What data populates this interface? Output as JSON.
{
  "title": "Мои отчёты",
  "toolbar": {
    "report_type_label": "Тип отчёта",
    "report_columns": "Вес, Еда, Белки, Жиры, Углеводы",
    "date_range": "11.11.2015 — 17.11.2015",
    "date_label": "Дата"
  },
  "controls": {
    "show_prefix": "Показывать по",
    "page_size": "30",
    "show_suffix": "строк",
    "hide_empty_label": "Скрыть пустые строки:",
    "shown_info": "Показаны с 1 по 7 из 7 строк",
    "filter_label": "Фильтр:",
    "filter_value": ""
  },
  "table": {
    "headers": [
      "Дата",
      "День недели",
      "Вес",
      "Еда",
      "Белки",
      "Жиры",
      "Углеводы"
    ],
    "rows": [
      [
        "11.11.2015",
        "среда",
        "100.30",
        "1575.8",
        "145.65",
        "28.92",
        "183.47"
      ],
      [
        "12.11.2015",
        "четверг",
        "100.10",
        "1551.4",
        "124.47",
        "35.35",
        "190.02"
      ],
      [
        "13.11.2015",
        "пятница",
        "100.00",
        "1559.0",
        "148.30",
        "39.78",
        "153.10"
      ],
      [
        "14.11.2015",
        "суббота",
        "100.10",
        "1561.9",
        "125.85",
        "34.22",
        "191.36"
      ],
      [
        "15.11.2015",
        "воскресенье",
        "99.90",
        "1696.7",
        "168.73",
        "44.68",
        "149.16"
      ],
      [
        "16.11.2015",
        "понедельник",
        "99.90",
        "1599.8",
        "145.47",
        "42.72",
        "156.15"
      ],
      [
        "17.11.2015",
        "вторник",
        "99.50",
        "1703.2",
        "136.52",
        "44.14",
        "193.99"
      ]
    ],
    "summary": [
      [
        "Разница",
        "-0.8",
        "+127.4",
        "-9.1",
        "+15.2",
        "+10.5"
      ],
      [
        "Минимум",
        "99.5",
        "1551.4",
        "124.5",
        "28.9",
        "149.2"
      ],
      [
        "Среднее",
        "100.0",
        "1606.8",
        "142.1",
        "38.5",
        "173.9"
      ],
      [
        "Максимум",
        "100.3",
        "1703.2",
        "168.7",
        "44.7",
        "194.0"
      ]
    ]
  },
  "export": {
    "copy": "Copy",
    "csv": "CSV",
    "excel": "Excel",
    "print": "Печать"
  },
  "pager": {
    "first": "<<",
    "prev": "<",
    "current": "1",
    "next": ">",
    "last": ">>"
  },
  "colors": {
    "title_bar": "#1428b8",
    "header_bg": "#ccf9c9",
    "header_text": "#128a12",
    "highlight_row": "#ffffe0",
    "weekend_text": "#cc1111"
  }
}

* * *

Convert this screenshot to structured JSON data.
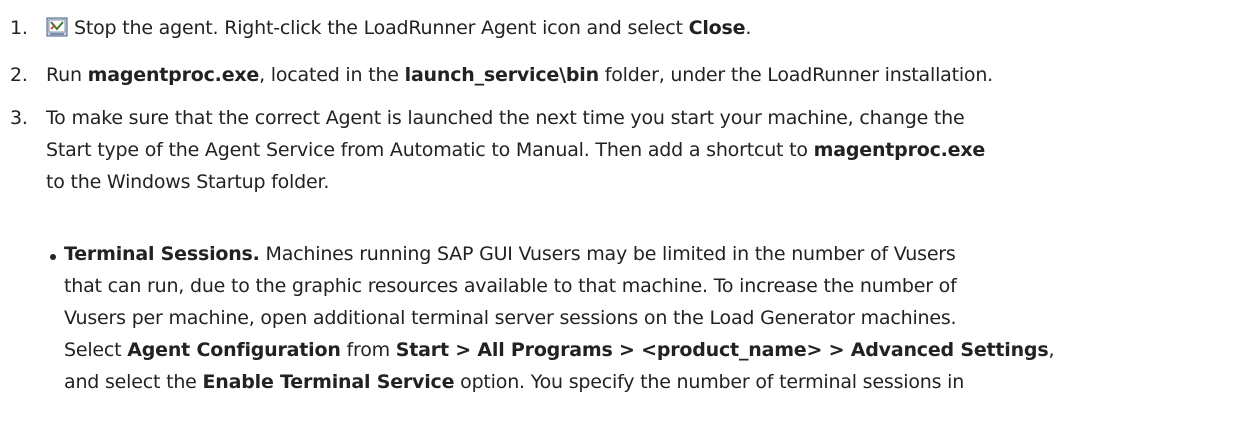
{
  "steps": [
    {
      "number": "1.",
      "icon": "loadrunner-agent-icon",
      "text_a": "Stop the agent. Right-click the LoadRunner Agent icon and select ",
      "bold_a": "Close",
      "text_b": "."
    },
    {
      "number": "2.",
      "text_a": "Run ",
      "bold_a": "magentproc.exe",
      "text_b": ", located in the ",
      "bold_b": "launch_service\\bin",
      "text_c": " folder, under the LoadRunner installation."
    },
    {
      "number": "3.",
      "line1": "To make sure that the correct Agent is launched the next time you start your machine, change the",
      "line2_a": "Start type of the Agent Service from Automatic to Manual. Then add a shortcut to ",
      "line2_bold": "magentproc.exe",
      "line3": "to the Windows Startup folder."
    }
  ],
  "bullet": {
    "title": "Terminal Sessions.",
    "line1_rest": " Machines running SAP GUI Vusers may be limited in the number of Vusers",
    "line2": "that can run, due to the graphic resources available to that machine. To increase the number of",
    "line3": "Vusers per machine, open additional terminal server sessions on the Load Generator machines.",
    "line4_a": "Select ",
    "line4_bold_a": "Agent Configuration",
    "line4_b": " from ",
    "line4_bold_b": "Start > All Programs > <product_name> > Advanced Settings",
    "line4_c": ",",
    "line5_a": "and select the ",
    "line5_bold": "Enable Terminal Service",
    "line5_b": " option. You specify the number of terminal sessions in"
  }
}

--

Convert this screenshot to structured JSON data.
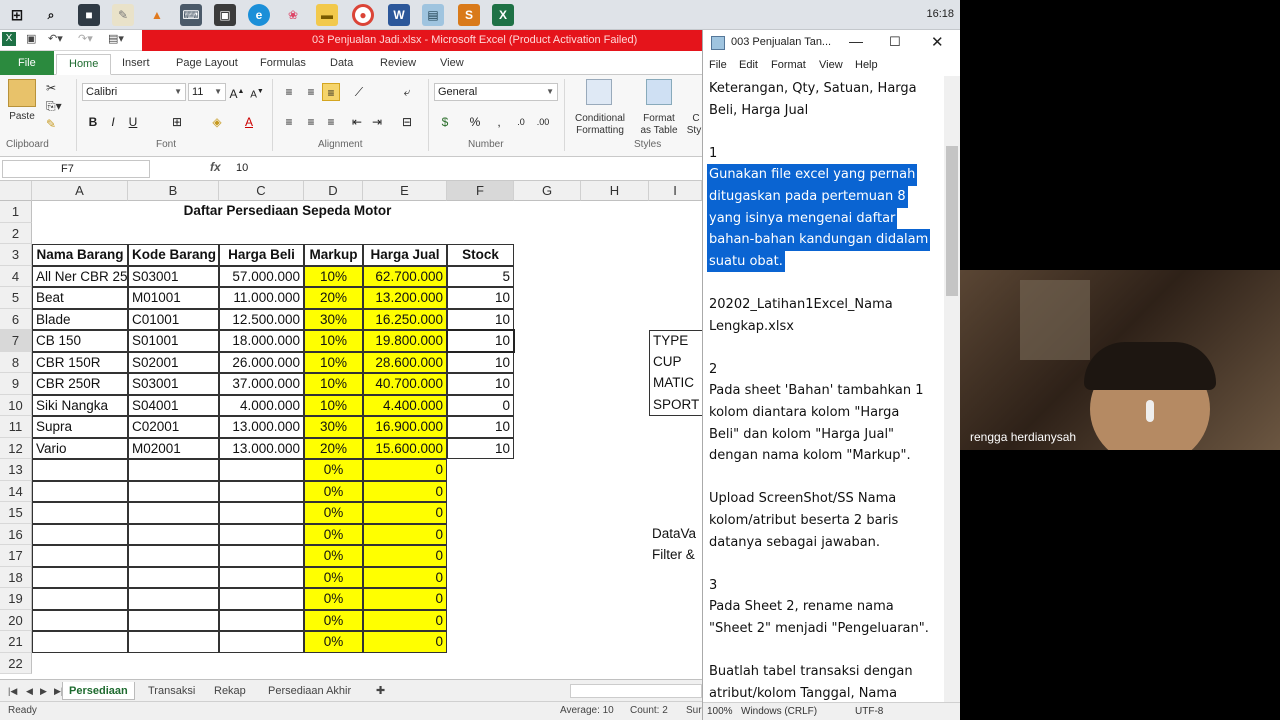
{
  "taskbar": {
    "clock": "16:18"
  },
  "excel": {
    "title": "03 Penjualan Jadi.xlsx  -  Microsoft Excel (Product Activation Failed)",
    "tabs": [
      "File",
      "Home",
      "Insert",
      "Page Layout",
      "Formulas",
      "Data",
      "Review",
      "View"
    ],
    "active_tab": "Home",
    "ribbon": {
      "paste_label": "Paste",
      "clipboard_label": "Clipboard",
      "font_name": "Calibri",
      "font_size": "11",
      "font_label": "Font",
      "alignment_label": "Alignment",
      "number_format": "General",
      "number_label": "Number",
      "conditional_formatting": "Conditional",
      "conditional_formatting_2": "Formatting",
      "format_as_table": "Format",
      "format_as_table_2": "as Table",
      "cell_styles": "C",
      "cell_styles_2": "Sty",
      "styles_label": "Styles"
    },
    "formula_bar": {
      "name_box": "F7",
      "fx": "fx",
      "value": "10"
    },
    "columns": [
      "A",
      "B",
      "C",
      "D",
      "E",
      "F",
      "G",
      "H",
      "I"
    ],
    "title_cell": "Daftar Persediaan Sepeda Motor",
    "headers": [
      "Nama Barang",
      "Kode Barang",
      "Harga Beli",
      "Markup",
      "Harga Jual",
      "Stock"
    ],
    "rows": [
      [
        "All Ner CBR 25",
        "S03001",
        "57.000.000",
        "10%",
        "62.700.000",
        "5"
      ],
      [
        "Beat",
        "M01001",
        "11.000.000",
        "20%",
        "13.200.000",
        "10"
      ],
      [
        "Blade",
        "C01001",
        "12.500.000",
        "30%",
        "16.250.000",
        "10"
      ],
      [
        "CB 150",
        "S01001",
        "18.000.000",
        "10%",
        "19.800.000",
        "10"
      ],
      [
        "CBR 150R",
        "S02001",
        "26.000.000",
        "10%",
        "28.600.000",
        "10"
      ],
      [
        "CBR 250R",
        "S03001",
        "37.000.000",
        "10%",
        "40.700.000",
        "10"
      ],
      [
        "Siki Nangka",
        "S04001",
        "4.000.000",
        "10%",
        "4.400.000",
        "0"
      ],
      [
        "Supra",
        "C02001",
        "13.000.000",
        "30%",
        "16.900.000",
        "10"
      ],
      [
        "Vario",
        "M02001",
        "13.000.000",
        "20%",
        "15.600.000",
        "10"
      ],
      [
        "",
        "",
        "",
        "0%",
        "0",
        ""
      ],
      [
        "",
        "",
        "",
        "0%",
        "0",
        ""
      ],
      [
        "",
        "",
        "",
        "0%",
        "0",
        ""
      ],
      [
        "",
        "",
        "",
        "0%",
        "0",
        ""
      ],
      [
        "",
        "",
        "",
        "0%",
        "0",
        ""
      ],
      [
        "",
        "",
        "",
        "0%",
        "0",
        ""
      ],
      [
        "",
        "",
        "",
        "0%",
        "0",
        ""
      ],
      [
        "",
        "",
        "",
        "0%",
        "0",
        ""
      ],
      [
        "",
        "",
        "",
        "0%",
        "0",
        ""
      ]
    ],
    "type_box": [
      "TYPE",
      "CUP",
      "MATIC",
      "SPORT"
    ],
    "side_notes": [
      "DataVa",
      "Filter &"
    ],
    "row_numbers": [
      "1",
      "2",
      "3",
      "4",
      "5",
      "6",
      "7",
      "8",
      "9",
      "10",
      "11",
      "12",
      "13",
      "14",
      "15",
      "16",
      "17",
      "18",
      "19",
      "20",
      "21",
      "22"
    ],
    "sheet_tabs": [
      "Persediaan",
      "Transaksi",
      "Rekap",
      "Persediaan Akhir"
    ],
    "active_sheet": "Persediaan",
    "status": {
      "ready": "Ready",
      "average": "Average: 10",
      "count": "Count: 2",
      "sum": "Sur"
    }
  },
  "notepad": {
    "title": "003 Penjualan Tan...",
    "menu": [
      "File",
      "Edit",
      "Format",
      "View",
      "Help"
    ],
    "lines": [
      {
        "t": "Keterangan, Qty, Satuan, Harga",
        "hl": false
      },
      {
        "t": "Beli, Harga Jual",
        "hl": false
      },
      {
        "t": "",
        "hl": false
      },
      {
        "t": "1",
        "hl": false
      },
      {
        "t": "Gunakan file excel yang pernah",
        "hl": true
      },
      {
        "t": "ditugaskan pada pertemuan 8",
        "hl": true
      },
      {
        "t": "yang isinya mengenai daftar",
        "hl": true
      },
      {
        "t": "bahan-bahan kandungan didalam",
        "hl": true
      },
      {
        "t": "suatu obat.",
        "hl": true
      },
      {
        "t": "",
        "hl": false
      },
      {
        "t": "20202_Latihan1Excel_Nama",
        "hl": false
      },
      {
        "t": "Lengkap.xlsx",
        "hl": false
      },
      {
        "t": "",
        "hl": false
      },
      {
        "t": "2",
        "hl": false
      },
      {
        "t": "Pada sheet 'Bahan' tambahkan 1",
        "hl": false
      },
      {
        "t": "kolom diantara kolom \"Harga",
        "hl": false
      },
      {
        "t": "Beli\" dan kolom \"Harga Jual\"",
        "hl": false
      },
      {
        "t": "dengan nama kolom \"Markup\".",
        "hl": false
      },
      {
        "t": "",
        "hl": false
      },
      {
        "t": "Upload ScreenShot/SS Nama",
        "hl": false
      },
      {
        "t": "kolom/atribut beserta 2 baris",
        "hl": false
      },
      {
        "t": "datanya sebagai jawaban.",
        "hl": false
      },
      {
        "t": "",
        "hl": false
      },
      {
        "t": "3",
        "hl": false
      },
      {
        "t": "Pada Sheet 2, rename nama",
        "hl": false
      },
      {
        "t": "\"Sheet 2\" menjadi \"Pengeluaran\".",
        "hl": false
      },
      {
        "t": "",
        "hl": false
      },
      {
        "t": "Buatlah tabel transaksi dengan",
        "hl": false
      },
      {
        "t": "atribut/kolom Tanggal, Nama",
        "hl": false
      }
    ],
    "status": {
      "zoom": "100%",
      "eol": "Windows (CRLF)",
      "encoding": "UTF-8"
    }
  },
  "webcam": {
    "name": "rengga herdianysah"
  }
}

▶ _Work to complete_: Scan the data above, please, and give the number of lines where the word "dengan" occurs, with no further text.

▶ _Task output_: 2